Using the data below, return every line that holds the word "this".

- _SOURCE MATERIAL_
****
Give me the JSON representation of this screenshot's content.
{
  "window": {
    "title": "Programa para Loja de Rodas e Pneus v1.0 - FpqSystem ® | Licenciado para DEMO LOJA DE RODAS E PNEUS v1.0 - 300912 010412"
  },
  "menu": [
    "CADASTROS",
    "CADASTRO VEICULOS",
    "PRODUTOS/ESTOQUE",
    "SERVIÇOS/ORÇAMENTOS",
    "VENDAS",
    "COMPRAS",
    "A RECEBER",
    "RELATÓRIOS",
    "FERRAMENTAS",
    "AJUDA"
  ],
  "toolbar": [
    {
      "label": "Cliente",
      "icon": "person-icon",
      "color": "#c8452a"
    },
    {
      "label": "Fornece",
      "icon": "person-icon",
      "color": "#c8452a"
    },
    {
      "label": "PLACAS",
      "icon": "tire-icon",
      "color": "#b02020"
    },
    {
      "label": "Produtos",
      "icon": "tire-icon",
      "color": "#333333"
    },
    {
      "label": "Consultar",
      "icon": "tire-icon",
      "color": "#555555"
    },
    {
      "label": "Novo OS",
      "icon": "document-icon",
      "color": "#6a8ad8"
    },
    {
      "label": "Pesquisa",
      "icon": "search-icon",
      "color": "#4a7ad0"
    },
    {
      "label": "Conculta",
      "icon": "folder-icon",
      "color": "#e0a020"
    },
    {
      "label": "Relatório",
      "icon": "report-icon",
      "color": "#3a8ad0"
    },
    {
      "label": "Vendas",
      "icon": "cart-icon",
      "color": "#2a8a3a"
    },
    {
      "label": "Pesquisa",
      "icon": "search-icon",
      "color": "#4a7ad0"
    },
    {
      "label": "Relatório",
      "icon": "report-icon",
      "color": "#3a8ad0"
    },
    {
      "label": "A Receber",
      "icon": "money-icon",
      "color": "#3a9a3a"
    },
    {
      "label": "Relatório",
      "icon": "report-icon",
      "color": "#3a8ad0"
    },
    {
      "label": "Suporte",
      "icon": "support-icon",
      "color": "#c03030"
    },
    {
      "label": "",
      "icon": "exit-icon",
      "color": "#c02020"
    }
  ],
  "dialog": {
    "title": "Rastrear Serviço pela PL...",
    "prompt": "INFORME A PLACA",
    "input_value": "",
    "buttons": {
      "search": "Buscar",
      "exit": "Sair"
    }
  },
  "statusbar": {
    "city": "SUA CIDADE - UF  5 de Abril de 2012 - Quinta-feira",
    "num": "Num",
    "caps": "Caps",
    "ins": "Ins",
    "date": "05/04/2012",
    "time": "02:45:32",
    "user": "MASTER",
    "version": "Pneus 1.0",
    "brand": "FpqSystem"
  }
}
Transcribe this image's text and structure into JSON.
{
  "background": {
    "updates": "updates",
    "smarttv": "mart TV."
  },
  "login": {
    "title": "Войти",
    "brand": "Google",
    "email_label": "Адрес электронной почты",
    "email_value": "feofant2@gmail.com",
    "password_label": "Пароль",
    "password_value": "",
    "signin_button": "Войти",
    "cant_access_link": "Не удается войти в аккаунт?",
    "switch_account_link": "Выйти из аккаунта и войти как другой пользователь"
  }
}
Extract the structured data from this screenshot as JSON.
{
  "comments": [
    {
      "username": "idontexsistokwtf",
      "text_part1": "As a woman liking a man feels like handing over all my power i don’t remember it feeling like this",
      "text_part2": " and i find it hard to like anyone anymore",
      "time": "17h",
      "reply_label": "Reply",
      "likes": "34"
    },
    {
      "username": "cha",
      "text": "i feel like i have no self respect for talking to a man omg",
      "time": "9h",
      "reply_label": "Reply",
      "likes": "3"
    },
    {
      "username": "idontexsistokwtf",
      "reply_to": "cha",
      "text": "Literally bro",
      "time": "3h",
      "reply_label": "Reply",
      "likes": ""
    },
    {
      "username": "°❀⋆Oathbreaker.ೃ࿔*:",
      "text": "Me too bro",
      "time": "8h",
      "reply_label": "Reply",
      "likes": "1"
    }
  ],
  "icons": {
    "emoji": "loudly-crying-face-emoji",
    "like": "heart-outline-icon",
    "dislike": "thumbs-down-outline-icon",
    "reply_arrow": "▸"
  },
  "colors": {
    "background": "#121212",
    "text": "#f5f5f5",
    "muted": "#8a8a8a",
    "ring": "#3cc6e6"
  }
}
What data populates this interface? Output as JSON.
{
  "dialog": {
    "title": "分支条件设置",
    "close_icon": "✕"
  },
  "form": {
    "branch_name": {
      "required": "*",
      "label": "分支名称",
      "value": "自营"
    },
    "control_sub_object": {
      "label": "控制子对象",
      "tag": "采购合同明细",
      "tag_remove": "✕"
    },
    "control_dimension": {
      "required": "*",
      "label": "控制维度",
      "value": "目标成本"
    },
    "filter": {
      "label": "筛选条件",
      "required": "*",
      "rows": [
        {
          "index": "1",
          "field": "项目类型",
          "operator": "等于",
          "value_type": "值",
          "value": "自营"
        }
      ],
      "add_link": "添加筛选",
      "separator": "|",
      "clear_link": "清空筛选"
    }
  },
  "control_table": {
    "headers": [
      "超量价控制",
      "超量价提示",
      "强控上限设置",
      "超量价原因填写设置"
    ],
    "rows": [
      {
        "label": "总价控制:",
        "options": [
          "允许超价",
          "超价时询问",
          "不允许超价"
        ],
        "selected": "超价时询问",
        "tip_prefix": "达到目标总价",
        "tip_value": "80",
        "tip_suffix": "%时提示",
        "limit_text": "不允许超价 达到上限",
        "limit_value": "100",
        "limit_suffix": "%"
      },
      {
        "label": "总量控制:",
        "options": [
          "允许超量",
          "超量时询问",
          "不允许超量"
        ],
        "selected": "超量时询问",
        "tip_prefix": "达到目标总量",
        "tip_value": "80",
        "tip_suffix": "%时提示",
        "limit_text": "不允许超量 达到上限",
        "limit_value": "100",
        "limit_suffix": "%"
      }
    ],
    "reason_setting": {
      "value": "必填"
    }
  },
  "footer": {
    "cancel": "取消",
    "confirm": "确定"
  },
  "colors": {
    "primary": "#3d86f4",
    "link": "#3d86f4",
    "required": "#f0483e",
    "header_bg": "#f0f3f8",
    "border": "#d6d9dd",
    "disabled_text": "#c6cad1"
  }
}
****
- _OUTPUT_
Give me the JSON representation of this screenshot's content.
Transcribe this image's text and structure into JSON.
Extract the structured data from this screenshot as JSON.
      "text_part1": "As a woman liking a man feels like handing over all my power i don’t remember it feeling like this",
What data populates this interface? Output as JSON.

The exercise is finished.